  1. Pay attention to the little details in tricky patterns. As the questions grow harder, so will the shapes and patterns. One can easily become overwhelmed if they only pay attention to the shapes as a whole. If your child comes across a shape that has an intricate pattern that is not easily discernable, have them break down the figures in sections. Start by looking for small details that match each other across the matrixes. Then, apply those patterns to the answer options to see if any are a match.
  2. Practice with sample questions as many times as necessary. The best part about online practice exams is the ability to repeat questions as many times as necessary. This is especially useful for children who repeatedly answer the same types of questions wrong. Sometimes it is more useful to focus on certain questions until your child becomes familiar with trouble questions.

 

How to Prepare for the CogAT Nonverbal Battery Test

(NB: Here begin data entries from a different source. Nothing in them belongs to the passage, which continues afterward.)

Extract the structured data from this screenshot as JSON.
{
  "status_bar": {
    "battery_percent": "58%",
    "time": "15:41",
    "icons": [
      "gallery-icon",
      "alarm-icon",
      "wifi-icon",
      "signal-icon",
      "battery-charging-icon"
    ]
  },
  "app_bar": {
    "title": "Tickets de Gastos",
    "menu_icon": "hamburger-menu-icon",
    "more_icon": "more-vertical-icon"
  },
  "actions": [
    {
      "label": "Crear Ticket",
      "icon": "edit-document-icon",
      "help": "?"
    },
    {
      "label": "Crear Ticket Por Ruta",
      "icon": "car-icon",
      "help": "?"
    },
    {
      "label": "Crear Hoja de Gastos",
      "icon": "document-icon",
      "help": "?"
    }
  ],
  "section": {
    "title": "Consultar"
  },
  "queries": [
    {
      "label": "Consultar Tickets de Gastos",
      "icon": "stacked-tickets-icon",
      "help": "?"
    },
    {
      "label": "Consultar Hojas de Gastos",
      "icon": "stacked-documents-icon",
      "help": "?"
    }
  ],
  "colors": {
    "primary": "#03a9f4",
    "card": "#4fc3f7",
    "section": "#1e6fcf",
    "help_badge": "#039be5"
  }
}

The CogAT Nonverbal Battery Test is unlike exams that your child has previously taken. Because this section is entirely nonverbal, it can be tricky to prepare for it. When it comes time for your child to take the actual exam, they may notice that the correct answers are not as obvious as they thought. Prepare for this nonverbal test by repeatedly taking online practice exams. The more times that a practice exam is taken, the higher your child’s chances are for scoring well on the exam. Practice exams allow you to gain in-depth knowledge on the topics at hand as well as identify areas of weakness. Reading and understanding example question explanations is equally as important. Detailed explanations will include additional information that will clarify what the questions are asking and justification for why questions have certain answers. Schools with gifted and talented programs usually have strict requirements for entry. Preparation is essential if you expect your child to score high on the CogAT Nonverbal Battery Test.